__What the exercise asks__. Say how many lines of the listing below include "Wosi". Write only that number.

Segment Open

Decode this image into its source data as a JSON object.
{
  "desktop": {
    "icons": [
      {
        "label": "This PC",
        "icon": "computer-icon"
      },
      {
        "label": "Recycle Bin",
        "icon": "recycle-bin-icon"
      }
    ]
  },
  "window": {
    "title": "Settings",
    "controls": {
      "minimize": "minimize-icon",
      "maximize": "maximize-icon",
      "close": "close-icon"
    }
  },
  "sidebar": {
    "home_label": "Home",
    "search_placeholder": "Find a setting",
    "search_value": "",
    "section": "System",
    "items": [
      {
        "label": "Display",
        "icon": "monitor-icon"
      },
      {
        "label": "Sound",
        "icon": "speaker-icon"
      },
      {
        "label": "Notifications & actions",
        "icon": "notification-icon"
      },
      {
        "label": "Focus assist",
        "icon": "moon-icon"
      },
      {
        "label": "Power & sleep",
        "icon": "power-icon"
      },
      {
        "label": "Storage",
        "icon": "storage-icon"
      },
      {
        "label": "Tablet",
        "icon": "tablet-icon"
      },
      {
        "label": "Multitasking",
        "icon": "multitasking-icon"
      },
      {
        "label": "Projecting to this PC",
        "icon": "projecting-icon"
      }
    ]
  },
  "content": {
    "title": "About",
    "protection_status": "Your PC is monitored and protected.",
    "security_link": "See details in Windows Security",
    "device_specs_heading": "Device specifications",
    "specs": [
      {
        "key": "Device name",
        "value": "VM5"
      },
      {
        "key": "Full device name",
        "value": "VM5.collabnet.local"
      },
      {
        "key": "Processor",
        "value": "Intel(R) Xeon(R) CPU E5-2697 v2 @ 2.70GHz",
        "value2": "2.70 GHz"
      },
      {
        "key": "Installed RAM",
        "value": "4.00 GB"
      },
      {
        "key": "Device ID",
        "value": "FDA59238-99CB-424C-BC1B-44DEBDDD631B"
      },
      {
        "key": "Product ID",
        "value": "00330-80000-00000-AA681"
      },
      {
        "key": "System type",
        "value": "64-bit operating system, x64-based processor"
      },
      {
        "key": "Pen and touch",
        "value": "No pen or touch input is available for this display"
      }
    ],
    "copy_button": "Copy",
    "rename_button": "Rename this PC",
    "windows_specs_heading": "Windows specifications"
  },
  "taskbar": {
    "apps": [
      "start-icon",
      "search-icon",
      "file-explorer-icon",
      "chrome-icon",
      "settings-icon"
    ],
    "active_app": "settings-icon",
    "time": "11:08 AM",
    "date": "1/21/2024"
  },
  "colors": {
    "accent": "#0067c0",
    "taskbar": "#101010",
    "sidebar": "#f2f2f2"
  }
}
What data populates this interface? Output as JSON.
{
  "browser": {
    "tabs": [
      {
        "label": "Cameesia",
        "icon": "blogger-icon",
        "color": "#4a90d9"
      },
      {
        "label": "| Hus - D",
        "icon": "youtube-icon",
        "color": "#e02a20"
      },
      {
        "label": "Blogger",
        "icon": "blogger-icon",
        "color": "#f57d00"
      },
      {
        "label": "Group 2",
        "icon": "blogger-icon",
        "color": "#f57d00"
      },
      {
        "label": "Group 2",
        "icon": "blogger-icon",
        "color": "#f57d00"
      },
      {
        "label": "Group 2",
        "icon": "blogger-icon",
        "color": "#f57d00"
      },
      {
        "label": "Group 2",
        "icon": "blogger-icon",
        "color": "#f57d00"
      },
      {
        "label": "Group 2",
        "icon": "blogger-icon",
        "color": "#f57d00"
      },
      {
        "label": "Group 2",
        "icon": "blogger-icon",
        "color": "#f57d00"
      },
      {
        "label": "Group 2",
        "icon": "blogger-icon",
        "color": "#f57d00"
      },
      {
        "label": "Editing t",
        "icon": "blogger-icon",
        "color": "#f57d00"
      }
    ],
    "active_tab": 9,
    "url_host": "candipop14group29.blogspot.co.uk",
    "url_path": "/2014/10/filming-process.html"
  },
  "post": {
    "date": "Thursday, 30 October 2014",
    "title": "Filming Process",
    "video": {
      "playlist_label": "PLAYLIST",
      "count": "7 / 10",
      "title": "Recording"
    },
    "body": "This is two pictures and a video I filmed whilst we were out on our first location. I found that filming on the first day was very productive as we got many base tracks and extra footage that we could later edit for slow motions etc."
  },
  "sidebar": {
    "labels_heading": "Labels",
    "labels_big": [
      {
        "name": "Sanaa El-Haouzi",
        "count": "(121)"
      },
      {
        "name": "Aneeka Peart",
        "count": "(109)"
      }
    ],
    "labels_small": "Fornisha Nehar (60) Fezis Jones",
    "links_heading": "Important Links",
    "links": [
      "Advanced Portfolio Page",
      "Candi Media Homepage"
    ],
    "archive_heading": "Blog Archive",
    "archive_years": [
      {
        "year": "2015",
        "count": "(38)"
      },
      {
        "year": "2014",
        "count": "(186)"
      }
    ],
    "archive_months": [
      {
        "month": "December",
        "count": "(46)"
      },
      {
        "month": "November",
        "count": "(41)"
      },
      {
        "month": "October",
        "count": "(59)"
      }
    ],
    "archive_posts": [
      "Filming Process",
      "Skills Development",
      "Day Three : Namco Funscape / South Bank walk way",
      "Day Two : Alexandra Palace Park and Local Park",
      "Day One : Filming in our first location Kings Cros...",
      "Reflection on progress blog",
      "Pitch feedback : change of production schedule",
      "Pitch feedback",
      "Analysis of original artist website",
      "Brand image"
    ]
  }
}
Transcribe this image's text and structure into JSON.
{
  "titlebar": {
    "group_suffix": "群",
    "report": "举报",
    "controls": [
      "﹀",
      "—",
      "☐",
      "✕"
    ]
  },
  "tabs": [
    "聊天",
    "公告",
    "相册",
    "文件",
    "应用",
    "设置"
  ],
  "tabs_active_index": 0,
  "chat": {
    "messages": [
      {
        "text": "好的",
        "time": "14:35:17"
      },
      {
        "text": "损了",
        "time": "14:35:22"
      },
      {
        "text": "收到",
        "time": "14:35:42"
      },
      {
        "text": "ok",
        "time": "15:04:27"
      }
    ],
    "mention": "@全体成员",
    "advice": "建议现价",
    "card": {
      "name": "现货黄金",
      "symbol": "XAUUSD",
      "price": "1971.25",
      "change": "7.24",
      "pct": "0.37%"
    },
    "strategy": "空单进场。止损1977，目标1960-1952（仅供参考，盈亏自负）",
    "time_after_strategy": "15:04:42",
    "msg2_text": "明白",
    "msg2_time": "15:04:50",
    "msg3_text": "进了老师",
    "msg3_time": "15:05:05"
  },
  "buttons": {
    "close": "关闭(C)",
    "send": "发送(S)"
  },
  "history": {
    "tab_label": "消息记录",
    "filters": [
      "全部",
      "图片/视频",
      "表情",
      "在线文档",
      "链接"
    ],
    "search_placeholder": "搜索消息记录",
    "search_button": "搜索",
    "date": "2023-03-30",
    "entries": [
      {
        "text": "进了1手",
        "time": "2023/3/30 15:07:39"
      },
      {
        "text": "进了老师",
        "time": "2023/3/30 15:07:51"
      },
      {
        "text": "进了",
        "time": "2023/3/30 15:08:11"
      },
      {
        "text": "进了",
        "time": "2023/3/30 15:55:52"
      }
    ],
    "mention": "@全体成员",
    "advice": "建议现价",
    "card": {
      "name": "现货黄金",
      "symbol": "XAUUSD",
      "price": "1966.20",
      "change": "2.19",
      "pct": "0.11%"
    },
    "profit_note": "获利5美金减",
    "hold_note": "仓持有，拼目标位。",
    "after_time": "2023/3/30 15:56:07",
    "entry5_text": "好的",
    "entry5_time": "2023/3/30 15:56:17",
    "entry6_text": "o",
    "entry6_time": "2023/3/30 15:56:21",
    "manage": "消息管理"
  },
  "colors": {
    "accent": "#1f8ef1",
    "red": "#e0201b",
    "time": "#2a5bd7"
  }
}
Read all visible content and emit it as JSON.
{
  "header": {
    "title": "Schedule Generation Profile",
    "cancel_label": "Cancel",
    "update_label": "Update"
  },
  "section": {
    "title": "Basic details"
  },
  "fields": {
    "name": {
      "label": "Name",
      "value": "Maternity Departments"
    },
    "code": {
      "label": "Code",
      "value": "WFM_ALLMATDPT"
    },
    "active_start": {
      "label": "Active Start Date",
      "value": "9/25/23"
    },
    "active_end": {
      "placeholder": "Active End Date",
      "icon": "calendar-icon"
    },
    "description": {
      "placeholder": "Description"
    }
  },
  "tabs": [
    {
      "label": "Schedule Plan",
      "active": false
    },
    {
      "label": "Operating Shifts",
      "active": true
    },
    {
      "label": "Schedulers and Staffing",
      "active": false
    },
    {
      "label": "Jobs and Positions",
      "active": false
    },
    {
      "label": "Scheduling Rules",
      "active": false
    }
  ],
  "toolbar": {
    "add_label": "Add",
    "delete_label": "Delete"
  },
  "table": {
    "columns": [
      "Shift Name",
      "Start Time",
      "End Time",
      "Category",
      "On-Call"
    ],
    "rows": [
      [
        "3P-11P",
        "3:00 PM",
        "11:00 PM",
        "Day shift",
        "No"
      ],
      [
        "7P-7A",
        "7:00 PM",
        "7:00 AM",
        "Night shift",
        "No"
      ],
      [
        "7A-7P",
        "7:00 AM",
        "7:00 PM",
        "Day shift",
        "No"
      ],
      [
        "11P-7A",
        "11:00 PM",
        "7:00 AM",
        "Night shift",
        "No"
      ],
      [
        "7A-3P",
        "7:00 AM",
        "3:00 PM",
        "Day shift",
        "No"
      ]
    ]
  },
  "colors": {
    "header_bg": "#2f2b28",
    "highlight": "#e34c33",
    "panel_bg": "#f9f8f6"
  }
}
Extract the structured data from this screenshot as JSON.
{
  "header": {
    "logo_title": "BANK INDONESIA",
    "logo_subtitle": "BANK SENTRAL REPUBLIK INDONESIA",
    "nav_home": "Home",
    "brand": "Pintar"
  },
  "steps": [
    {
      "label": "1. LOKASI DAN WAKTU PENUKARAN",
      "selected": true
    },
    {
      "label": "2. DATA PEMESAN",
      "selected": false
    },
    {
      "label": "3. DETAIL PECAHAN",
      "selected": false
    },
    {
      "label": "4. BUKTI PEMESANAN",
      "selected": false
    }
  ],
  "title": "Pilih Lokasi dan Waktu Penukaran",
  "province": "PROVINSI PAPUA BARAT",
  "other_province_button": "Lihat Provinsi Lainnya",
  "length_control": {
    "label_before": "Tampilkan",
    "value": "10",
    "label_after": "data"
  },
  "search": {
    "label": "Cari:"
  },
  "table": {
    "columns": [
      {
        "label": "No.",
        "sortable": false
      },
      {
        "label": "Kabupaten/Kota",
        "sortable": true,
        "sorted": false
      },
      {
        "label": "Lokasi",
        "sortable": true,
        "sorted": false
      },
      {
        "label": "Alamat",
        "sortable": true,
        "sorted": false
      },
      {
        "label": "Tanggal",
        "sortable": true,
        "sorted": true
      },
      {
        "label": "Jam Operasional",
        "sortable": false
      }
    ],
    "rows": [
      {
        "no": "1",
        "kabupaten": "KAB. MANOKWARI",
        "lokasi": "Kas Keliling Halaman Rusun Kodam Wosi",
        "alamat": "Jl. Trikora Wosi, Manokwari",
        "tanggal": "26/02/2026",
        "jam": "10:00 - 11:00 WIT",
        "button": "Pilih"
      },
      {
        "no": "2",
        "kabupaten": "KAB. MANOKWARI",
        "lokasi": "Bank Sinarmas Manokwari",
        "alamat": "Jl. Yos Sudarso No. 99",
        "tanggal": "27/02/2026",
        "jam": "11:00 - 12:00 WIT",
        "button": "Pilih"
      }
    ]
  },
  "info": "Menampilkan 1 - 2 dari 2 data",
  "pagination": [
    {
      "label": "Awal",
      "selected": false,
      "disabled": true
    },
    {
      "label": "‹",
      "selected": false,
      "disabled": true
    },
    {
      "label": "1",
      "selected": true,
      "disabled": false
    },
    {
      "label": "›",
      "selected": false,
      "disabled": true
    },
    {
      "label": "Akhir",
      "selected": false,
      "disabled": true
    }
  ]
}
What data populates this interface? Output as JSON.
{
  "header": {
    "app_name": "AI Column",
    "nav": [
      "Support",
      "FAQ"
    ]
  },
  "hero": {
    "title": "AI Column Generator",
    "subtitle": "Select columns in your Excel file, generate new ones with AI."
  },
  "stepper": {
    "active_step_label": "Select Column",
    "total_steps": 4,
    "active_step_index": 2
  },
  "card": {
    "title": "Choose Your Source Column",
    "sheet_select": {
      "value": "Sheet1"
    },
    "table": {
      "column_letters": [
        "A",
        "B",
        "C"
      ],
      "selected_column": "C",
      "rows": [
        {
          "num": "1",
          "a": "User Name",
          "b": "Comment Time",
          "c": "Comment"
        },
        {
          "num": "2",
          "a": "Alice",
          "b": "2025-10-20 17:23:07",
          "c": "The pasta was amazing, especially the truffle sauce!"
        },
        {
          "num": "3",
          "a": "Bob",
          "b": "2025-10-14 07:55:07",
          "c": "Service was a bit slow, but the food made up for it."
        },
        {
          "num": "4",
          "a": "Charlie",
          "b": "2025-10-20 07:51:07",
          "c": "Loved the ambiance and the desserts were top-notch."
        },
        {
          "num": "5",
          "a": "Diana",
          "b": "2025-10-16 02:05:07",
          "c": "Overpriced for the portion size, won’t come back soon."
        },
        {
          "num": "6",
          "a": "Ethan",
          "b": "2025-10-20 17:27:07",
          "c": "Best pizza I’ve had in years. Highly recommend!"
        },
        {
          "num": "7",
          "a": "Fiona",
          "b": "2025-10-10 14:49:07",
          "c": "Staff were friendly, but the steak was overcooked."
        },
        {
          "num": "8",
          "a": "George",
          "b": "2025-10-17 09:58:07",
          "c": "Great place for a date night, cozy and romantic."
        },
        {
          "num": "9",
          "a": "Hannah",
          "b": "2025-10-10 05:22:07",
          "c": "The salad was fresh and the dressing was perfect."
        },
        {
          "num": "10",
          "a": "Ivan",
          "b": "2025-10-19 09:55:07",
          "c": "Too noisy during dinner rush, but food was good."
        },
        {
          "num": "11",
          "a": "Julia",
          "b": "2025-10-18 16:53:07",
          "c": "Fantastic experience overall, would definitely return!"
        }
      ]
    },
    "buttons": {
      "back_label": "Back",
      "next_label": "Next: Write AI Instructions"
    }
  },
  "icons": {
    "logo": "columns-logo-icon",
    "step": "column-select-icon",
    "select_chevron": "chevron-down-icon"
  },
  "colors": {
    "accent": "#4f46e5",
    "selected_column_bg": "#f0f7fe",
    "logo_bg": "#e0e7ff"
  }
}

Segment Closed

__Exercise answer__. 2